“As I said earlier, my site carries about 60,000 products, which you would never be able to physically fit into a toy or hobby store because of the footprint and limited shelf space. So, I think that ecommerce is just a great opportunity for businesses and for entrepreneurs and for merchants of all sizes as well.”
PeC: What do you think ecommerce is going to look like, say, five years from now?
Kikkawa: “I think that one’s really, really tough just because technology and commerce changes so rapidly. It’s almost pointless to put together long-term marketing plan in ecommerce because our focus in the next 18 to 24 or 36 months might be related to concepts or applications that aren’t even discovered yet. [But,] I think ecommerce will continue to see accelerated growth even with the downturn of the economy and when the recession ends, then ecommerce will see an even bigger upturn.”
PeC: Any other thoughts for our readers, who are ecommerce merchants?
Kikkawa: “I think that we all have to make it easy for our customers to do business with us and that doesn’t matter if you’re a large merchant or a small merchant or a seasoned one or just getting started. Make it easy for your customers to do business with you in the way that they want to do business.

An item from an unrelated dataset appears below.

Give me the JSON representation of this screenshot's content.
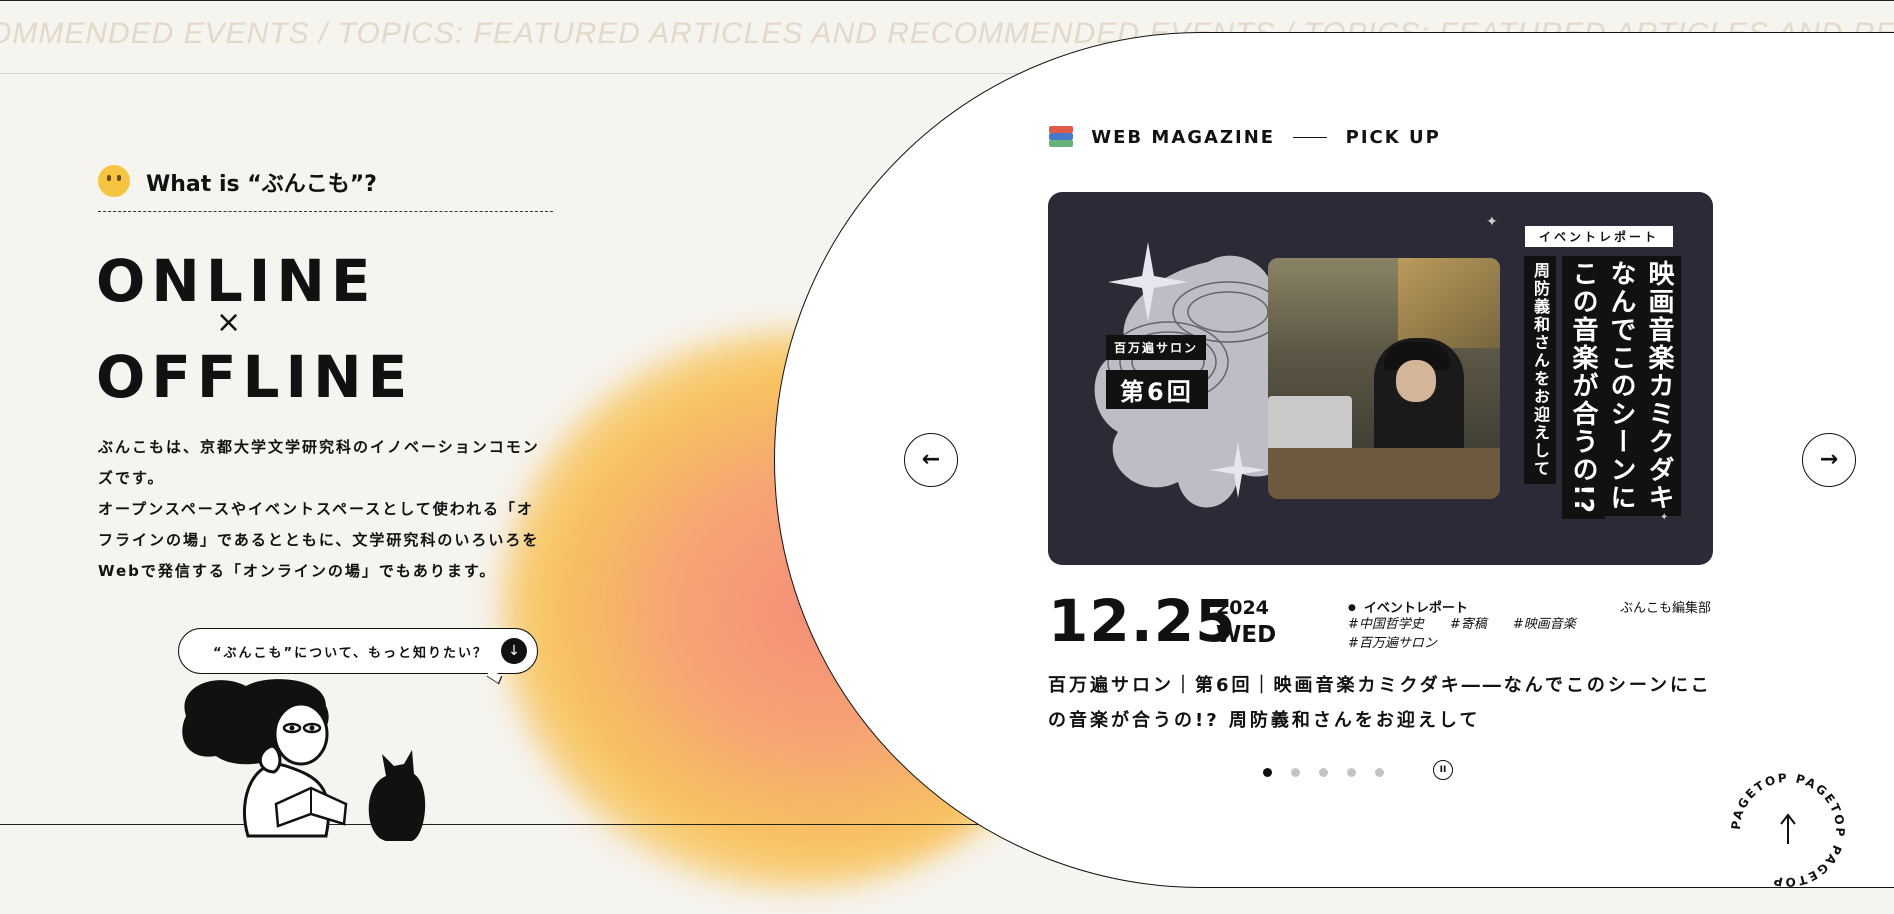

“[For example,] we do a lot of business as a supplier to schools, boy scouts, cub scouts, and camps around the country. All of these organizations have budgets to spend on supplies, whether it’s model rocketry or solar-powered models, but each one of these customers is a little bit different. There are some that are going to pre-pay, some that will do business with a purchase order on terms, and others need product recommendations as a guide to help them through products for their students or campers. We used to make it hard for these types of organizations to do business with us, demanding that they would pre-pay or only pay by credit card. The reality of business is that customers will do business with you if they feel comfortable and in the way that they want to do business and if you’re not able to service them, they’re going to move on and find another place to do business or another place to get their supplies. So, I would say just make it easy for your customers to do business with you and they’ll be back and they’ll reward you for it.”